Exercise prompt.
Every entry that follows is to be duplicated exactly.
_ _ _ _ _ _ _
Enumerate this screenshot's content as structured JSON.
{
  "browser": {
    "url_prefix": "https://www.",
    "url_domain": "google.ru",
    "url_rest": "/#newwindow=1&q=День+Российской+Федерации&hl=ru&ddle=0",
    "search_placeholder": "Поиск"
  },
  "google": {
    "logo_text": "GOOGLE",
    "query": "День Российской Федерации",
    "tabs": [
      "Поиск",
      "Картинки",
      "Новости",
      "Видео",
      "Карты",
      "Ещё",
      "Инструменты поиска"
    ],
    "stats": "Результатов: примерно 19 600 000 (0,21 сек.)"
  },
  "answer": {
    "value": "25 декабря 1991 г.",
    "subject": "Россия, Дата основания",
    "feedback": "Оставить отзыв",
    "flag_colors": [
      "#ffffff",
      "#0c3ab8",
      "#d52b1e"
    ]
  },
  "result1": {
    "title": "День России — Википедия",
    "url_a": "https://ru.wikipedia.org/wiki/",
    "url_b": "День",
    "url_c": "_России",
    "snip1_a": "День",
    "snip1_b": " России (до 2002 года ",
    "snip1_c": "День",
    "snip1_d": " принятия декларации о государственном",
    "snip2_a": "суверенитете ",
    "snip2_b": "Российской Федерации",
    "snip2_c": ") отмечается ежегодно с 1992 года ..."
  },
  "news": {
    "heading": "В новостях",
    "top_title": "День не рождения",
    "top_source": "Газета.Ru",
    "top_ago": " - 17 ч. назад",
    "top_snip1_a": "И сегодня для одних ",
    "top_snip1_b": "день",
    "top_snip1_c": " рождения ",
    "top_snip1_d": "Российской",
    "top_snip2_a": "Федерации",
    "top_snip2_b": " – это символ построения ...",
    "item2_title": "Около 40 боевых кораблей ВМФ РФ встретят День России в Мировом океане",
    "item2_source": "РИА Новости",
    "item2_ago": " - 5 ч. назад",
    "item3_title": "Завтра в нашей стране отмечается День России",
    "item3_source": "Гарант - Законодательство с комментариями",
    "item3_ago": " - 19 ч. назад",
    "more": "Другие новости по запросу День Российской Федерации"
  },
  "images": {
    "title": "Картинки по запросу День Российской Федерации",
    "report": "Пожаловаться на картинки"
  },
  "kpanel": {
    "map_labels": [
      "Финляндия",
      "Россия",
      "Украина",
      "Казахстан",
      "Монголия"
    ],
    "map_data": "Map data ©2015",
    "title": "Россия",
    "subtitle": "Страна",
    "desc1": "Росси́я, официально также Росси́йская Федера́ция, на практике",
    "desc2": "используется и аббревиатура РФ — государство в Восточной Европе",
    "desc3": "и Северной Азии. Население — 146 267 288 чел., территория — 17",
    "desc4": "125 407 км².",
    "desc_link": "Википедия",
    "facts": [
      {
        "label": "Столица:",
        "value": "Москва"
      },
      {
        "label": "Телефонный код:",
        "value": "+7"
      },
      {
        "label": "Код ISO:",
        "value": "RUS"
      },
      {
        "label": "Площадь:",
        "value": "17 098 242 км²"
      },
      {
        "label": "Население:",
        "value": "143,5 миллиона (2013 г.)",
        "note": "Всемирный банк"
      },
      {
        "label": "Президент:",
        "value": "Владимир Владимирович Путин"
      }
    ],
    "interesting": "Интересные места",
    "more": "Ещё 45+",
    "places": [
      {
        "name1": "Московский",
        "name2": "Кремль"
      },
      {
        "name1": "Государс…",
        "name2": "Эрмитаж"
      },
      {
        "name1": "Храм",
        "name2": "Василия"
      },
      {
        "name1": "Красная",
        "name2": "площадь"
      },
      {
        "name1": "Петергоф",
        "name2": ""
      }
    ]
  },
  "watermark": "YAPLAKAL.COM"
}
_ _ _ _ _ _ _
Solved problem.
Enumerate this screenshot's content as structured JSON.
{
  "browser": {
    "url_prefix": "https://www.",
    "url_domain": "google.ru",
    "url_rest": "/#newwindow=1&q=День+Российской+Федерации&hl=ru&ddle=0",
    "search_placeholder": "Поиск"
  },
  "google": {
    "logo_text": "GOOGLE",
    "query": "День Российской Федерации",
    "tabs": [
      "Поиск",
      "Картинки",
      "Новости",
      "Видео",
      "Карты",
      "Ещё",
      "Инструменты поиска"
    ],
    "stats": "Результатов: примерно 19 600 000 (0,21 сек.)"
  },
  "answer": {
    "value": "25 декабря 1991 г.",
    "subject": "Россия, Дата основания",
    "feedback": "Оставить отзыв",
    "flag_colors": [
      "#ffffff",
      "#0c3ab8",
      "#d52b1e"
    ]
  },
  "result1": {
    "title": "День России — Википедия",
    "url_a": "https://ru.wikipedia.org/wiki/",
    "url_b": "День",
    "url_c": "_России",
    "snip1_a": "День",
    "snip1_b": " России (до 2002 года ",
    "snip1_c": "День",
    "snip1_d": " принятия декларации о государственном",
    "snip2_a": "суверенитете ",
    "snip2_b": "Российской Федерации",
    "snip2_c": ") отмечается ежегодно с 1992 года ..."
  },
  "news": {
    "heading": "В новостях",
    "top_title": "День не рождения",
    "top_source": "Газета.Ru",
    "top_ago": " - 17 ч. назад",
    "top_snip1_a": "И сегодня для одних ",
    "top_snip1_b": "день",
    "top_snip1_c": " рождения ",
    "top_snip1_d": "Российской",
    "top_snip2_a": "Федерации",
    "top_snip2_b": " – это символ построения ...",
    "item2_title": "Около 40 боевых кораблей ВМФ РФ встретят День России в Мировом океане",
    "item2_source": "РИА Новости",
    "item2_ago": " - 5 ч. назад",
    "item3_title": "Завтра в нашей стране отмечается День России",
    "item3_source": "Гарант - Законодательство с комментариями",
    "item3_ago": " - 19 ч. назад",
    "more": "Другие новости по запросу День Российской Федерации"
  },
  "images": {
    "title": "Картинки по запросу День Российской Федерации",
    "report": "Пожаловаться на картинки"
  },
  "kpanel": {
    "map_labels": [
      "Финляндия",
      "Россия",
      "Украина",
      "Казахстан",
      "Монголия"
    ],
    "map_data": "Map data ©2015",
    "title": "Россия",
    "subtitle": "Страна",
    "desc1": "Росси́я, официально также Росси́йская Федера́ция, на практике",
    "desc2": "используется и аббревиатура РФ — государство в Восточной Европе",
    "desc3": "и Северной Азии. Население — 146 267 288 чел., территория — 17",
    "desc4": "125 407 км².",
    "desc_link": "Википедия",
    "facts": [
      {
        "label": "Столица:",
        "value": "Москва"
      },
      {
        "label": "Телефонный код:",
        "value": "+7"
      },
      {
        "label": "Код ISO:",
        "value": "RUS"
      },
      {
        "label": "Площадь:",
        "value": "17 098 242 км²"
      },
      {
        "label": "Население:",
        "value": "143,5 миллиона (2013 г.)",
        "note": "Всемирный банк"
      },
      {
        "label": "Президент:",
        "value": "Владимир Владимирович Путин"
      }
    ],
    "interesting": "Интересные места",
    "more": "Ещё 45+",
    "places": [
      {
        "name1": "Московский",
        "name2": "Кремль"
      },
      {
        "name1": "Государс…",
        "name2": "Эрмитаж"
      },
      {
        "name1": "Храм",
        "name2": "Василия"
      },
      {
        "name1": "Красная",
        "name2": "площадь"
      },
      {
        "name1": "Петергоф",
        "name2": ""
      }
    ]
  },
  "watermark": "YAPLAKAL.COM"
}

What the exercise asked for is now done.